"What did it feel like?" and "Was it scary?" are the two most common questions that I get when I tell people about my skydiving experience. I always feel bad, because I can't really explain what I felt at the moment. It was amazing, surreal, exhilarating, and unbelievable. Above all, it was freeing.
While we were in Prague, we actually planned on going bungee-jumping. Once we found a skydiving company, that idea was out of the window. So, we just went. I'd always wanted to go skydiving, so why not now and why not in Prague?
Fear was never really an emotion that arose when I thought of skydiving. After all, I knew I had more chances of dying in a car crash than I would while skydiving. I just knew it would be fun AND exhilarating AND expensive BUT once in a lifetime. So, why the heck not right?
We rode in a very long car ride to a rural location and on the way there, I told my parents I loved them very much - ya know, just incase. After what seemed like forever, I awoke from my usual car nap and we were at our skydiving location. We arrived at a warehouse and we thought(hoped) for some type of training...but, nope! They gave us 3 rules/steps and said, "Now, lets go jump!". At this point, it started to become real. *What if I messed up one of the three rules?* *Lord KNOWS I'll probably forget the rules by the time I get in the sky!* *If I mess up, I won't even get to live to tell the story* These were the thoughts that were going through my head. The crazy thing is that I wasn't necessarily scared at all, but I really began to realize that there were only one of two outcomes in this situation. It really hit me that this was actually a pretty crazy thing to do. Taking a risk like this was empowering because of that reality.
It obviously went well, because I'm still here. I was the first out of the plane and it all happened so fast. I didn't even have time to think or to be scared. It was SO freeing to be above the clouds(one of my favorite parts of nature) and then fall right through them. How out of this world is that? It was such a thrill in the truest form. And if I can ever bring myself to cough up the money again, I'd do it in a heartbeat.
Although skydiving wasn't a scary experience for me, it caused me to begin thinking about the fears that I do have. At that point in my life(several months ago), I was pretty fearful of starting a completely new chapter in life - essentially a fear of the unknown and a fear of major change. Completely new people in a new place doing a new thing and stepping into a new unknown. While this was slightly exciting, it was mostly scary because I had no idea what the outcome of everything would be. Despite my feelings being completely understandable and valid at that point in time, I couldn't allow them to prevent action on my part.

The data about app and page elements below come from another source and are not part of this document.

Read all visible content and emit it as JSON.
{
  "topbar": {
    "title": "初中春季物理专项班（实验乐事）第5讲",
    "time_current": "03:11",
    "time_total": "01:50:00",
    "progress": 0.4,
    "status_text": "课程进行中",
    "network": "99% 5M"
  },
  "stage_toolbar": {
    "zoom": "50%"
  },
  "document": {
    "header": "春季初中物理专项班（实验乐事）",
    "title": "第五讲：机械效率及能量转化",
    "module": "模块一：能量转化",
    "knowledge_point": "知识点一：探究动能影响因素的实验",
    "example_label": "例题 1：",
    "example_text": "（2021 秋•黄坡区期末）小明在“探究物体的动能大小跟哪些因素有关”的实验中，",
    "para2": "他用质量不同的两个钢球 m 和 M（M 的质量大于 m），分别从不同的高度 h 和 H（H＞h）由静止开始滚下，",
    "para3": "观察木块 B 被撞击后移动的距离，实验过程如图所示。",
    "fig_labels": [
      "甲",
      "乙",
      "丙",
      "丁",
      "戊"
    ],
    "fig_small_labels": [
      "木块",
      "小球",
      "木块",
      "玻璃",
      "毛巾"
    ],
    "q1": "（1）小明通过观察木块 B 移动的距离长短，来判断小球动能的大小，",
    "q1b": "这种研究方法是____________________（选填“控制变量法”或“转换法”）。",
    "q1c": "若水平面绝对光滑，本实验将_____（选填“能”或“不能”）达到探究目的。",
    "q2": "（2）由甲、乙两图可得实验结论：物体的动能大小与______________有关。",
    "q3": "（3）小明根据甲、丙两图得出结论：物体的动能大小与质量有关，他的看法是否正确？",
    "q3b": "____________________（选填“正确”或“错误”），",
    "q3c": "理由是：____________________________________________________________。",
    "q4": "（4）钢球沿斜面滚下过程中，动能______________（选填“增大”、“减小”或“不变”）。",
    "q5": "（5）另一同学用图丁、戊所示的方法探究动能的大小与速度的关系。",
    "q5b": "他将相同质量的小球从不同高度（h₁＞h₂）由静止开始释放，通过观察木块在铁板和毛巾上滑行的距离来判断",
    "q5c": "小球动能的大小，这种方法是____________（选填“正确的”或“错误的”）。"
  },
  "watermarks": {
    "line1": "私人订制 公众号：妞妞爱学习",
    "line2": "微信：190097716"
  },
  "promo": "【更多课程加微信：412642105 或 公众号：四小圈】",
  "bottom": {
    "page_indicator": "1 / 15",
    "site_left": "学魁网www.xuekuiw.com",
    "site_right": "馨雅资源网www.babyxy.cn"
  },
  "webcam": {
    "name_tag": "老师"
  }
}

We all have fears. We each have external such as a fear of heights, a fear of spiders, a fear of dying in a car crash, etc. Most of these fears actually protect us from danger - which is very necessary. Then there are the fears that affect us more deeply - fear of death, fear of rejection, fear of failure, fear of the unknown etc. These are the fears that interrupt our daily lives and keep up us at night. These are the fears that hold us back from making decisions and/or taking steps forward.
If I could do something as seemingly 'scary' as jumping out of a plane, what reason do I have to be fearful of the small things? I shouldn't fear moving to a new place, starting a new chapter in life, speaking up, taking a risk, the unknown, or anything else, for that matter. We have to ask ourselves what the worst thing that could happen is. Most importantly, we need to ask ourselves what the best thing is that could happen. It could honestly go either way and unless we choose to focus on the latter, fear wins.
Fear causes us to think and react backwards. How could we be afraid of something that hasn't even happened yet? How could we know that it would happen? How could we be afraid of an idea that doesn't even exist outside of our mind? Thats the problem with fear. Its not reality. We can't predict the future. Even if we could, we couldn't control it.
Think about the negative thoughts you have. Are they actually fears? Think about these and then really examine why you have them and where they came from. Does this fear actually make sense? Is it actually protecting you or could it be holding you back? Ask yourself what could be the worse possible outcome if you were to face it. Could you handle that outcome? Would you survive it?
2 Timothy 1:7
For God has not given us a spirit of fear, but of power and of love and of a sound mind.
Fear is crippling. Fear is damaging. It holds us back from reaching our full potentials without us even knowing it. Our fears keep us all safe(or so we think!) and cozy inside of our comfort zone. Each time we sit behind our fears, we unknowingly miss out on opportunities and possibilities that could serve us in great ways. We don't know what God has planned for our lives and fear prevents us from ever seeing that. We don't know what awaits us on the other side of fear, but life will go on either way. As humans, fear will always be an emotion that we experience but we must not let it prevent us from living fully.
SOMETIMES YOU JUST HAVE TO JUMP!
Please share this with family/friends. Leave a comment below telling me the outcome of facing your fears!